**WORK TO BE COMPLETED**
Retype each line below precisely and omit all images.

[Opening ENTRIES SUPPLIED section]

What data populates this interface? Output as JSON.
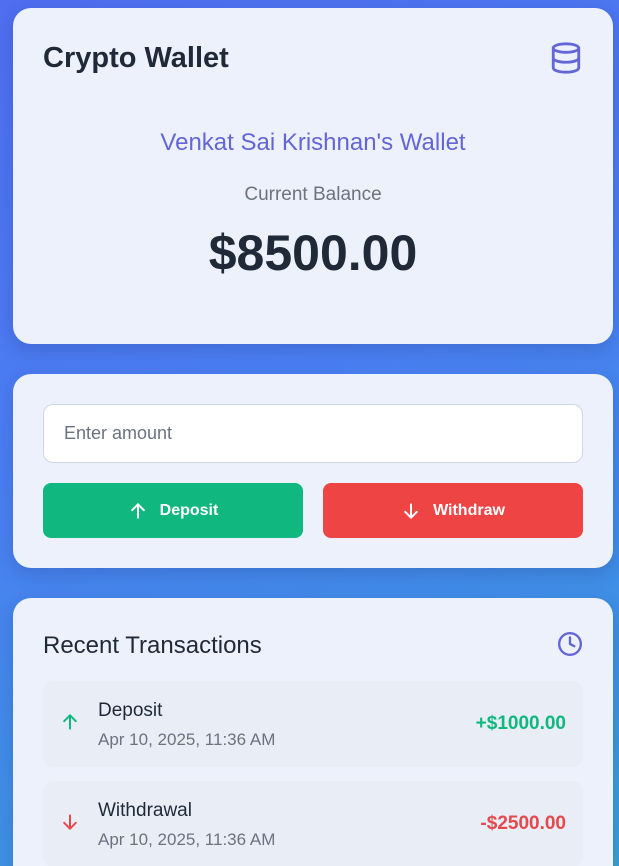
{
  "wallet": {
    "title": "Crypto Wallet",
    "icon": "database-icon",
    "owner_name": "Venkat Sai Krishnan's Wallet",
    "balance_label": "Current Balance",
    "balance_value": "$8500.00"
  },
  "actions": {
    "amount_placeholder": "Enter amount",
    "amount_value": "",
    "deposit_label": "Deposit",
    "deposit_icon": "arrow-up-icon",
    "withdraw_label": "Withdraw",
    "withdraw_icon": "arrow-down-icon"
  },
  "transactions": {
    "title": "Recent Transactions",
    "icon": "clock-icon",
    "items": [
      {
        "type": "Deposit",
        "date": "Apr 10, 2025, 11:36 AM",
        "amount": "+$1000.00",
        "direction": "in"
      },
      {
        "type": "Withdrawal",
        "date": "Apr 10, 2025, 11:36 AM",
        "amount": "-$2500.00",
        "direction": "out"
      }
    ]
  },
  "colors": {
    "accent": "#6366d6",
    "deposit": "#10b77f",
    "withdraw": "#ef4444",
    "text_primary": "#1f2937",
    "text_muted": "#6b7280"
  }
}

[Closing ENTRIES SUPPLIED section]

**ANSWER TO THIS TASK**
What data populates this interface? Output as JSON.
{
  "wallet": {
    "title": "Crypto Wallet",
    "icon": "database-icon",
    "owner_name": "Venkat Sai Krishnan's Wallet",
    "balance_label": "Current Balance",
    "balance_value": "$8500.00"
  },
  "actions": {
    "amount_placeholder": "Enter amount",
    "amount_value": "",
    "deposit_label": "Deposit",
    "deposit_icon": "arrow-up-icon",
    "withdraw_label": "Withdraw",
    "withdraw_icon": "arrow-down-icon"
  },
  "transactions": {
    "title": "Recent Transactions",
    "icon": "clock-icon",
    "items": [
      {
        "type": "Deposit",
        "date": "Apr 10, 2025, 11:36 AM",
        "amount": "+$1000.00",
        "direction": "in"
      },
      {
        "type": "Withdrawal",
        "date": "Apr 10, 2025, 11:36 AM",
        "amount": "-$2500.00",
        "direction": "out"
      }
    ]
  },
  "colors": {
    "accent": "#6366d6",
    "deposit": "#10b77f",
    "withdraw": "#ef4444",
    "text_primary": "#1f2937",
    "text_muted": "#6b7280"
  }
}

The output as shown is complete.